In my opinion, the book should be a must read for neurology residents--if it or something like it has not already been added to the core curriculum. The research and the individual representative cases provided are an amazing illustration of what has and may be done in the near future of neurological diseases and disorders. Certainly anyone with a neurological disorder will find the information inspiring and hopeful. No longer is he or she expected to learn to "accept" their disability or to "learn to live with it." More active approaches to treatment seem to work far better than had been believed by earlier generations of neuroscientists and physiotherapists. Most important is the issue of providing treatment for disabilities, of extending and intensifying therapies not just to a fixed time decided upon arbitrarily but to a point when actual change and improvement are seen to occur. Some of the illustrative cases are certainly exceptional, maybe even just "lucky" individuals, but many of them derived considerable benefit from the approaches used to treat their disability by researchers.
Among the most amazing stories are those of stroke victims who have recovered almost entirely from their neurological damage and returned to an active life. Others are about new technologies for providing sight to the blind, hearing to the deaf, and greater autonomy to the movement impaired. Some of the findings about the aging brain are especially interesting and hopeful. In fact I was so impressed with some of it, that I gave the book to a friend who also worked in neurology in "the old days" and who is now dealing with the issues of living with her mother whose memory is gradually failing and whose everyday life is getting to be more and more difficult and complicated.
A superb book.
For people who have suffered any kind of brain trauma this book is especially helpful and hopeful. Neuroplasticity is how we remap our brains after an injury. Family members of a brain injury survivor will gain a lot of understanding about how to support and encourage their loved one.
Lastly, this book is very well written. Doidge is a great storyteller! He starts out each chapter with a story about someone and utilizes that as a vehicle to explain the science, research, and neuroplasticity.
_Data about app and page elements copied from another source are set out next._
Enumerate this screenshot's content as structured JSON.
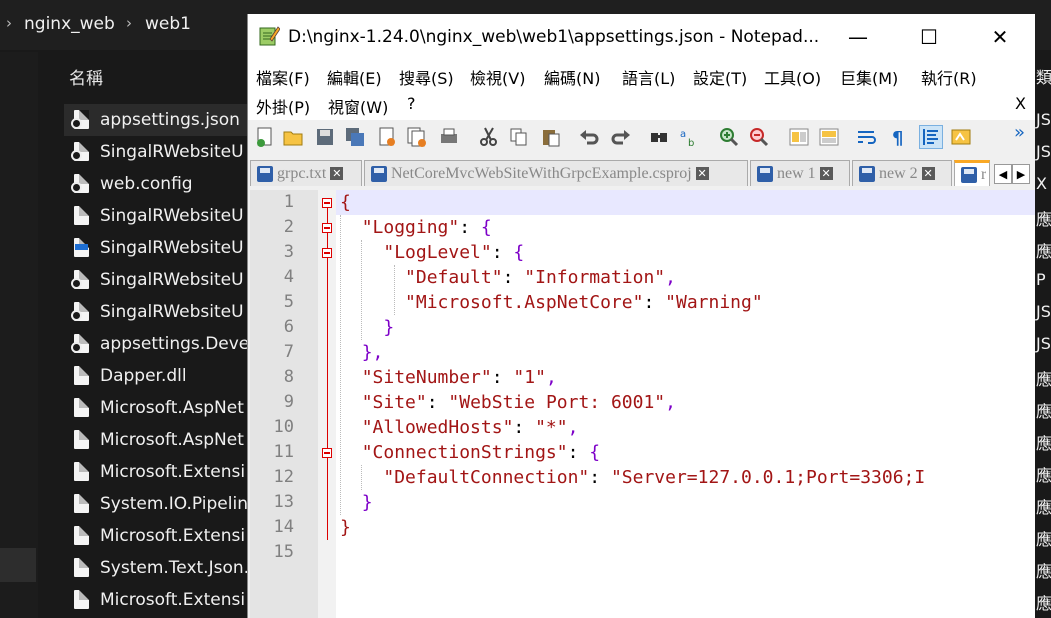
{
  "explorer": {
    "breadcrumb": [
      "nginx_web",
      "web1"
    ],
    "column_header": "名稱",
    "files": [
      {
        "name": "appsettings.json",
        "icon": "json-file-icon"
      },
      {
        "name": "SingalRWebsiteU",
        "icon": "json-file-icon"
      },
      {
        "name": "web.config",
        "icon": "config-file-icon"
      },
      {
        "name": "SingalRWebsiteU",
        "icon": "dll-file-icon"
      },
      {
        "name": "SingalRWebsiteU",
        "icon": "exe-file-icon"
      },
      {
        "name": "SingalRWebsiteU",
        "icon": "pdb-file-icon"
      },
      {
        "name": "SingalRWebsiteU",
        "icon": "json-file-icon"
      },
      {
        "name": "appsettings.Deve",
        "icon": "json-file-icon"
      },
      {
        "name": "Dapper.dll",
        "icon": "dll-file-icon"
      },
      {
        "name": "Microsoft.AspNet",
        "icon": "dll-file-icon"
      },
      {
        "name": "Microsoft.AspNet",
        "icon": "dll-file-icon"
      },
      {
        "name": "Microsoft.Extensi",
        "icon": "dll-file-icon"
      },
      {
        "name": "System.IO.Pipelin",
        "icon": "dll-file-icon"
      },
      {
        "name": "Microsoft.Extensi",
        "icon": "dll-file-icon"
      },
      {
        "name": "System.Text.Json.",
        "icon": "dll-file-icon"
      },
      {
        "name": "Microsoft.Extensi",
        "icon": "dll-file-icon"
      }
    ],
    "right_column_header": "類",
    "right_column": [
      "JS",
      "JS",
      "X",
      "應",
      "應",
      "P",
      "JS",
      "JS",
      "應",
      "應",
      "應",
      "應",
      "應",
      "應",
      "應",
      "應"
    ]
  },
  "notepad": {
    "title": "D:\\nginx-1.24.0\\nginx_web\\web1\\appsettings.json - Notepad...",
    "window_buttons": {
      "minimize": "—",
      "maximize": "☐",
      "close": "✕"
    },
    "menu_row1": [
      "檔案(F)",
      "編輯(E)",
      "搜尋(S)",
      "檢視(V)",
      "編碼(N)",
      "語言(L)",
      "設定(T)",
      "工具(O)",
      "巨集(M)",
      "執行(R)"
    ],
    "menu_row2": [
      "外掛(P)",
      "視窗(W)",
      "?"
    ],
    "menu_close": "X",
    "toolbar_more": "»",
    "tabs": [
      {
        "label": "grpc.txt",
        "active": false
      },
      {
        "label": "NetCoreMvcWebSiteWithGrpcExample.csproj",
        "active": false
      },
      {
        "label": "new 1",
        "active": false
      },
      {
        "label": "new 2",
        "active": false
      },
      {
        "label": "r",
        "active": true
      }
    ],
    "tab_scroll": {
      "left": "◀",
      "right": "▶"
    },
    "line_numbers": [
      "1",
      "2",
      "3",
      "4",
      "5",
      "6",
      "7",
      "8",
      "9",
      "10",
      "11",
      "12",
      "13",
      "14",
      "15"
    ],
    "code_lines": [
      [
        {
          "t": "{",
          "c": "s"
        }
      ],
      [
        {
          "t": "  ",
          "c": "p"
        },
        {
          "t": "\"Logging\"",
          "c": "s"
        },
        {
          "t": ": ",
          "c": "p"
        },
        {
          "t": "{",
          "c": "o"
        }
      ],
      [
        {
          "t": "    ",
          "c": "p"
        },
        {
          "t": "\"LogLevel\"",
          "c": "s"
        },
        {
          "t": ": ",
          "c": "p"
        },
        {
          "t": "{",
          "c": "o"
        }
      ],
      [
        {
          "t": "      ",
          "c": "p"
        },
        {
          "t": "\"Default\"",
          "c": "s"
        },
        {
          "t": ": ",
          "c": "p"
        },
        {
          "t": "\"Information\"",
          "c": "s"
        },
        {
          "t": ",",
          "c": "o"
        }
      ],
      [
        {
          "t": "      ",
          "c": "p"
        },
        {
          "t": "\"Microsoft.AspNetCore\"",
          "c": "s"
        },
        {
          "t": ": ",
          "c": "p"
        },
        {
          "t": "\"Warning\"",
          "c": "s"
        }
      ],
      [
        {
          "t": "    ",
          "c": "p"
        },
        {
          "t": "}",
          "c": "o"
        }
      ],
      [
        {
          "t": "  ",
          "c": "p"
        },
        {
          "t": "},",
          "c": "o"
        }
      ],
      [
        {
          "t": "  ",
          "c": "p"
        },
        {
          "t": "\"SiteNumber\"",
          "c": "s"
        },
        {
          "t": ": ",
          "c": "p"
        },
        {
          "t": "\"1\"",
          "c": "s"
        },
        {
          "t": ",",
          "c": "o"
        }
      ],
      [
        {
          "t": "  ",
          "c": "p"
        },
        {
          "t": "\"Site\"",
          "c": "s"
        },
        {
          "t": ": ",
          "c": "p"
        },
        {
          "t": "\"WebStie Port: 6001\"",
          "c": "s"
        },
        {
          "t": ",",
          "c": "o"
        }
      ],
      [
        {
          "t": "  ",
          "c": "p"
        },
        {
          "t": "\"AllowedHosts\"",
          "c": "s"
        },
        {
          "t": ": ",
          "c": "p"
        },
        {
          "t": "\"*\"",
          "c": "s"
        },
        {
          "t": ",",
          "c": "o"
        }
      ],
      [
        {
          "t": "  ",
          "c": "p"
        },
        {
          "t": "\"ConnectionStrings\"",
          "c": "s"
        },
        {
          "t": ": ",
          "c": "p"
        },
        {
          "t": "{",
          "c": "o"
        }
      ],
      [
        {
          "t": "    ",
          "c": "p"
        },
        {
          "t": "\"DefaultConnection\"",
          "c": "s"
        },
        {
          "t": ": ",
          "c": "p"
        },
        {
          "t": "\"Server=127.0.0.1;Port=3306;I",
          "c": "s"
        }
      ],
      [
        {
          "t": "  ",
          "c": "p"
        },
        {
          "t": "}",
          "c": "o"
        }
      ],
      [
        {
          "t": "}",
          "c": "s"
        }
      ],
      []
    ]
  }
}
The book is also well read. (With the exception that the narrator mispronounces amygdala a few times!) I own both a print and audiobook version.